    9. I could go on, but I would like to ask Government ministers who don’t send their children to state schools in the main. How would you feel if your child had a 66/67 year old teacher for English or Maths in a secondary school or a class teacher in a primary school whose ill health meant they were out of school as much as in?

  4. trevor fisher says:

    The key issue to start focussing in on with improvements and league tables is GAMING. The system is now focussed on beating the system, not educating the pupils. THis is happening in secondary schools, where the floor standards are constantly being raised, so getting the students to get through exams at grade C is the key

    And as John rightly says, in any system there will be performance below the average. It is impossible to have everyone above the average. If the OFSTED criteria no longer allow schools to be average, all must be above average, then it is impossible to achieve. And we are in a Kafkaesque situation.

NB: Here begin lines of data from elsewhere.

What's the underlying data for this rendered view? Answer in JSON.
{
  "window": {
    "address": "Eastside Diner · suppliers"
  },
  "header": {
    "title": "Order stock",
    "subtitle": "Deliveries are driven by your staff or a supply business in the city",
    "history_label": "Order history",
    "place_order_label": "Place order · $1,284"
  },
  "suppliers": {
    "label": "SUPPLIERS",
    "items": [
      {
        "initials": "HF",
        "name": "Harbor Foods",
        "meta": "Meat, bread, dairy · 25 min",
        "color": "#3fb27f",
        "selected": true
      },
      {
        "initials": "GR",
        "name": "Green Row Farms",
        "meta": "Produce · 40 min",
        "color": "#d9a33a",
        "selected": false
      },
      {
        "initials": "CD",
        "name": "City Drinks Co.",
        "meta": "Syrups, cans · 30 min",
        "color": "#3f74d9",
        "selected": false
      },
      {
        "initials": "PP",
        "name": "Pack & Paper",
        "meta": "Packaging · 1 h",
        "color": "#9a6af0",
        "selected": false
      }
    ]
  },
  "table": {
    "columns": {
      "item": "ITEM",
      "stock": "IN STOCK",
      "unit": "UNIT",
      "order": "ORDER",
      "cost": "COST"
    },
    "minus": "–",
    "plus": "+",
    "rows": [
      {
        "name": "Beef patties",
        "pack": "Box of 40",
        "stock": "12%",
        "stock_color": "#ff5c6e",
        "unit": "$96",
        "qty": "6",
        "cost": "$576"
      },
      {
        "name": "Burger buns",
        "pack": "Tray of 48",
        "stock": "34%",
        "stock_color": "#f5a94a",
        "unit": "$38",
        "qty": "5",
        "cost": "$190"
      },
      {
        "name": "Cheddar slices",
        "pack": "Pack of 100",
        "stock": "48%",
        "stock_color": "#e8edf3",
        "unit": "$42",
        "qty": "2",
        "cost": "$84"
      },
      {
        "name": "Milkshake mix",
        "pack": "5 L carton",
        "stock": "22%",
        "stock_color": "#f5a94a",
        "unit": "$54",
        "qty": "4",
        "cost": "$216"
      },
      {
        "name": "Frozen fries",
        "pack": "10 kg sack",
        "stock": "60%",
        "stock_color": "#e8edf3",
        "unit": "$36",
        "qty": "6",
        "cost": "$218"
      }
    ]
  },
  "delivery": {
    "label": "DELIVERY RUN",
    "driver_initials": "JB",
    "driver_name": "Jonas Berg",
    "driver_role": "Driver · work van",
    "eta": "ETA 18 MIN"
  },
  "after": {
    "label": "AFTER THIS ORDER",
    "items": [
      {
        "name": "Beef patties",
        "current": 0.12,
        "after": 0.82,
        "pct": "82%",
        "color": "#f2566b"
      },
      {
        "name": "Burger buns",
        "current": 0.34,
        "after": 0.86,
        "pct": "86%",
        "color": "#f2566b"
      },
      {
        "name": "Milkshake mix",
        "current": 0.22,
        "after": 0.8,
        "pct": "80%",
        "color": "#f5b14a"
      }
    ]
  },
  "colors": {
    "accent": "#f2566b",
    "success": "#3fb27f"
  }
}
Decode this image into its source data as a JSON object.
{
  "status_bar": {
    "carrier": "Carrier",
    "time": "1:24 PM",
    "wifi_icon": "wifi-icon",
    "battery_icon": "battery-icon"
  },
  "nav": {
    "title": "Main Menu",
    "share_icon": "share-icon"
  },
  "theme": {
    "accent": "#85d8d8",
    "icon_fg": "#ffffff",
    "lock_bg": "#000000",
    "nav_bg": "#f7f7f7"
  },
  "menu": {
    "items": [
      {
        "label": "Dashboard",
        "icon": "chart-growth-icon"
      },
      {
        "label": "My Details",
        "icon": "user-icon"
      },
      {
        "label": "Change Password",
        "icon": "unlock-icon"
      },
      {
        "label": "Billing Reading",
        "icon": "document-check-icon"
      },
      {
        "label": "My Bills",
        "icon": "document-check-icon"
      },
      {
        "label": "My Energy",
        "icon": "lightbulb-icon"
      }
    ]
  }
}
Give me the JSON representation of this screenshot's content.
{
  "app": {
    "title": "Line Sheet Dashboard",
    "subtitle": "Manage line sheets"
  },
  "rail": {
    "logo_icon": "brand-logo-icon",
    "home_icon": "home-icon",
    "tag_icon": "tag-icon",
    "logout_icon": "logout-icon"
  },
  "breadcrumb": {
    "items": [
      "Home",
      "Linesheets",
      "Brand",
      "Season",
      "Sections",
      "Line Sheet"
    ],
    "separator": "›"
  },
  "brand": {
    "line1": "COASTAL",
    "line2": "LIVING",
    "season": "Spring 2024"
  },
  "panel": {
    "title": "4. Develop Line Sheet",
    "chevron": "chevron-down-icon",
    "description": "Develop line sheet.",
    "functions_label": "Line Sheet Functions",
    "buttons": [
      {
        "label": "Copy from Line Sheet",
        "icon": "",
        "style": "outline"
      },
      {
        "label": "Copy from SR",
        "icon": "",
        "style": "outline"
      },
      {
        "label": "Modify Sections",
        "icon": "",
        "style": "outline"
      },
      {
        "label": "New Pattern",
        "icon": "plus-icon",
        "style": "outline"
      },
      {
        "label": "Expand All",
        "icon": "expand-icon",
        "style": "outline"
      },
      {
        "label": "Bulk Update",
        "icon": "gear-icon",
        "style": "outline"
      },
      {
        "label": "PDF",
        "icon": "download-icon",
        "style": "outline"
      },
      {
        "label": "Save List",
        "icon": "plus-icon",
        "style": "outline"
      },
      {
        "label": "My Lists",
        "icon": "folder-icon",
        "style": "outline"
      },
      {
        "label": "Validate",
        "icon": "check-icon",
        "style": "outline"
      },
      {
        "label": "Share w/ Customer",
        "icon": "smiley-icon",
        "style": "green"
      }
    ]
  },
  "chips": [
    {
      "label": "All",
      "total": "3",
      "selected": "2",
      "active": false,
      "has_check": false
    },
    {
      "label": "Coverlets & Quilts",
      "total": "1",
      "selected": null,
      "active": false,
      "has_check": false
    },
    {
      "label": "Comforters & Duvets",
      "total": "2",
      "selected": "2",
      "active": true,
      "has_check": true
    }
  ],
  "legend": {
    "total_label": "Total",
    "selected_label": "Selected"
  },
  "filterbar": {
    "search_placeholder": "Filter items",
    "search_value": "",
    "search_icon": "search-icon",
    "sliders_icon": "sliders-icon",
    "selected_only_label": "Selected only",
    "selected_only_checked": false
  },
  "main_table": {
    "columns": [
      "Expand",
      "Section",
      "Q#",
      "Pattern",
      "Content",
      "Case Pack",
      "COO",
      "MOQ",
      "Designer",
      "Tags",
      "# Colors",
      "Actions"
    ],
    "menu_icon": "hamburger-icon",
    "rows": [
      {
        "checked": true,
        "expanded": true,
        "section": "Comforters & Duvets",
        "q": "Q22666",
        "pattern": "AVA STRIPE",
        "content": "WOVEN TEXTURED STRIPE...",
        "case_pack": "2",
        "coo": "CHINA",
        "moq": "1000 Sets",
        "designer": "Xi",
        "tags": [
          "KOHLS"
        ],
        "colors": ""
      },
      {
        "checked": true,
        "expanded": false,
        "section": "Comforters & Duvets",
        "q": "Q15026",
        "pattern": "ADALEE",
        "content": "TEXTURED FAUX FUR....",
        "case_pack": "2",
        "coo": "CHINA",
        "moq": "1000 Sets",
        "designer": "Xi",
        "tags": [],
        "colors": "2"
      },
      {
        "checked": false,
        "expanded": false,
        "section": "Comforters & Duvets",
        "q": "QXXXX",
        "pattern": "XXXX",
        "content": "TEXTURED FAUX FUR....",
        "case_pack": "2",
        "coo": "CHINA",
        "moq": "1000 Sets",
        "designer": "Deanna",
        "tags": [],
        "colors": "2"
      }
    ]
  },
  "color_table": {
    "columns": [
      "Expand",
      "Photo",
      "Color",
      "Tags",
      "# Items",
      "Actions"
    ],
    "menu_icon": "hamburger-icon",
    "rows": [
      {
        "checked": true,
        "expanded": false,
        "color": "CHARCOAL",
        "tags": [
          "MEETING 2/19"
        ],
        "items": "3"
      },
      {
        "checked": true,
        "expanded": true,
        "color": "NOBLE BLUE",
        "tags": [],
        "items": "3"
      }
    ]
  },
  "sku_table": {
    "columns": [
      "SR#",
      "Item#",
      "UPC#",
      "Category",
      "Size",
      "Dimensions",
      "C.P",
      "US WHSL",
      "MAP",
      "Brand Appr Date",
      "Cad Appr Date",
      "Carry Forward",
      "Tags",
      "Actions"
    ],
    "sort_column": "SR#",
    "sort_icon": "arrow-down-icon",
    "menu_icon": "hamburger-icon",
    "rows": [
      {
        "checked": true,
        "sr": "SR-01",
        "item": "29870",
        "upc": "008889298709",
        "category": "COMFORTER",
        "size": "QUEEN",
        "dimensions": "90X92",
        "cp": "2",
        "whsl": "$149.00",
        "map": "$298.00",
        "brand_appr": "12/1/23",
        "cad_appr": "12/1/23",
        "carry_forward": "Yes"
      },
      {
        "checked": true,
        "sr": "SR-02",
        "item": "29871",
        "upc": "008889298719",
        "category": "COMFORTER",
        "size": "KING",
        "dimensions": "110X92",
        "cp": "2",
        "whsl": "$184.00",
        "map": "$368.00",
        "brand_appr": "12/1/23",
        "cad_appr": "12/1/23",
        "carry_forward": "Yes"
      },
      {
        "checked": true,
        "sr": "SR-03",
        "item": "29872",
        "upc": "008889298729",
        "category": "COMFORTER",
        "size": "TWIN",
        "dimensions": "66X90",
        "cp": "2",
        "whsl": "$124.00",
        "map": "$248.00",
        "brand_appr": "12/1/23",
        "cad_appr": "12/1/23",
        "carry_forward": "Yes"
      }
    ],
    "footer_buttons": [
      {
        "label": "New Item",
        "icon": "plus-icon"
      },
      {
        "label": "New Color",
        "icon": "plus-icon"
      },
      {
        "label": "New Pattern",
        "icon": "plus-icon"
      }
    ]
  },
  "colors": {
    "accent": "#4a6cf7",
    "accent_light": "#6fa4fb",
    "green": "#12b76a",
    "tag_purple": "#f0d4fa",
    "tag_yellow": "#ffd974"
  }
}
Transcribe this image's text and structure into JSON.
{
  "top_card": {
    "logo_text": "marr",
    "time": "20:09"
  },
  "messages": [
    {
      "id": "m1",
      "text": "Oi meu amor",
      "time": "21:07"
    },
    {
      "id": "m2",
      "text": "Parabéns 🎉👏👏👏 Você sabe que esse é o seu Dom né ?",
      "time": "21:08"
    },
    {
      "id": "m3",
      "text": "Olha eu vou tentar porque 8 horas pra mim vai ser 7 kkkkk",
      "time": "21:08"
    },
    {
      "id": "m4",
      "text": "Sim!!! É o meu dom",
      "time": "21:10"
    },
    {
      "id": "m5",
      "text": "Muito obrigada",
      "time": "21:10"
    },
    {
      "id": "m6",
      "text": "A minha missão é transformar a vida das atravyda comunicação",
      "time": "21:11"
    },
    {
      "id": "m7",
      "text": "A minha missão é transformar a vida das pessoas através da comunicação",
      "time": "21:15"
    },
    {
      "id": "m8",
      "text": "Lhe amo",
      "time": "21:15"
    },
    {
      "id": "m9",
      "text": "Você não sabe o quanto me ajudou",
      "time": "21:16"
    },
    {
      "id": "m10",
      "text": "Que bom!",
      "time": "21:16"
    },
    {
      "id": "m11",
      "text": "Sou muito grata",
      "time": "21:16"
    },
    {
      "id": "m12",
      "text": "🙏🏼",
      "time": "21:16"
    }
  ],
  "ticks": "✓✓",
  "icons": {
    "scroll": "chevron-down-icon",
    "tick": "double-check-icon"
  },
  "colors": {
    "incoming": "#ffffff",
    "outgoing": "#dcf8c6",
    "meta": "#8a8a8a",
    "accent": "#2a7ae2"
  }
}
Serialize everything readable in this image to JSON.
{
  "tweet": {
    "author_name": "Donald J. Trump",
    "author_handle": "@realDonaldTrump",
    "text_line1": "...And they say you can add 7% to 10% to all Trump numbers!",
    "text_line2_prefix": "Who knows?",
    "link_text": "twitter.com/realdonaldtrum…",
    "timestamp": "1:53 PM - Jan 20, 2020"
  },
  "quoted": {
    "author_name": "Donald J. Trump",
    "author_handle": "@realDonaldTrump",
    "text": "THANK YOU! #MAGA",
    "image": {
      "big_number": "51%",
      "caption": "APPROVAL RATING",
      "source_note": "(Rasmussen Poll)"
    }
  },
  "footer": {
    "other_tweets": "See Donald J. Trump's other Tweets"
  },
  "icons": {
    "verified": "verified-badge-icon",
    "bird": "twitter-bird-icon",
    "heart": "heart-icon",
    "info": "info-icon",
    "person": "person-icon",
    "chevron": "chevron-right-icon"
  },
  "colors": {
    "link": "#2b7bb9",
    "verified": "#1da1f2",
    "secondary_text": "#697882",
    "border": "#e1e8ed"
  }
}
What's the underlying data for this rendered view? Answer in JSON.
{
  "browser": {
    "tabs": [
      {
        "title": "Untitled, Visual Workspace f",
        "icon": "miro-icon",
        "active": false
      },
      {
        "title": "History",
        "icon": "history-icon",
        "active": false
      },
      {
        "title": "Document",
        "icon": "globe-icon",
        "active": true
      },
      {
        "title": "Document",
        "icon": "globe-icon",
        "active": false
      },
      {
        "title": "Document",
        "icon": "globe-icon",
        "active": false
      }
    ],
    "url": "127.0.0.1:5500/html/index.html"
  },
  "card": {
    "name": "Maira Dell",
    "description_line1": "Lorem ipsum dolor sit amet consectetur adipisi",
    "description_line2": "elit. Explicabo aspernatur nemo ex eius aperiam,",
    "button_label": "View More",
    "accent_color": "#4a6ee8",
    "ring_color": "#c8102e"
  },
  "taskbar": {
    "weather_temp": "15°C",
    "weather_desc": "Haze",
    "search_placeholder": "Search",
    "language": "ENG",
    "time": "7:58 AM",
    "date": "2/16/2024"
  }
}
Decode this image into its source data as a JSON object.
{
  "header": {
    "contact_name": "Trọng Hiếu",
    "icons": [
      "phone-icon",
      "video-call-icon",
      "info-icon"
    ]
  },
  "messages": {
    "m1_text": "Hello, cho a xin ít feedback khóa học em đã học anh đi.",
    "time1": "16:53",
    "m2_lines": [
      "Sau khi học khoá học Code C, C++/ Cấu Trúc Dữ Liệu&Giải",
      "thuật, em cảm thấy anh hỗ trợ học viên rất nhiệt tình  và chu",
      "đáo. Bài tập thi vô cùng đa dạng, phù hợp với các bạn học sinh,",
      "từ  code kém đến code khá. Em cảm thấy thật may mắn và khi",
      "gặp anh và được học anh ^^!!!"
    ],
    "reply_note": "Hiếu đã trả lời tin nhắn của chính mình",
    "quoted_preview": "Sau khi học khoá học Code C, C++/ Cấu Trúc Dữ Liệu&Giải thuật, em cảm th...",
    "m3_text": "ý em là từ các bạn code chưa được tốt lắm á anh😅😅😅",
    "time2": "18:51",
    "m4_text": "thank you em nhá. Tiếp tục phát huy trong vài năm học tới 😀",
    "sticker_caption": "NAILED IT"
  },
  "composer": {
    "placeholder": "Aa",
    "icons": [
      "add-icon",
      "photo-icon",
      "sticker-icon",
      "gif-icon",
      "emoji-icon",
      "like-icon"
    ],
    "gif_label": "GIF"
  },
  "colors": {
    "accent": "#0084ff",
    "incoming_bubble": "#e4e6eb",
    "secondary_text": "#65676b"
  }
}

    Hutton is no longer a credible witness, and has not been since he took the king’s shilling and began working for the most reactionary government in history. If anyone is interested, the ASCL have a useful table which show how many schools have been graded improving in the last 29 years. But unless we can get across the message that however many schools improve, some will be at the bottom statistically then improvement is a race for the bottom.

    Has anyone studied the soviet union recently? I am fascinated by the comparisons with stakhanovism in the old USSR but I threw away all my books in 1989.

    However gaming is what is happening. No real improvement, just give the inspectors what they want.

    trevor fisher

  5. trevor fisher says:

    Colleagues might also note that before he adopted his dirty harry persona, Wilshaw was talking about teacher burnout. Now he toes the party line

    Interesting contradiction here, he is smart enough to know about burn out.

    With all the data now flying about, has anyone seen any data on teacher burn out?

    And as for what we want We want Gove out. There is an epetition to this effect, suggest we all sign it. Type in epetitions into the search engine, it is in the education department section

    trevor fisher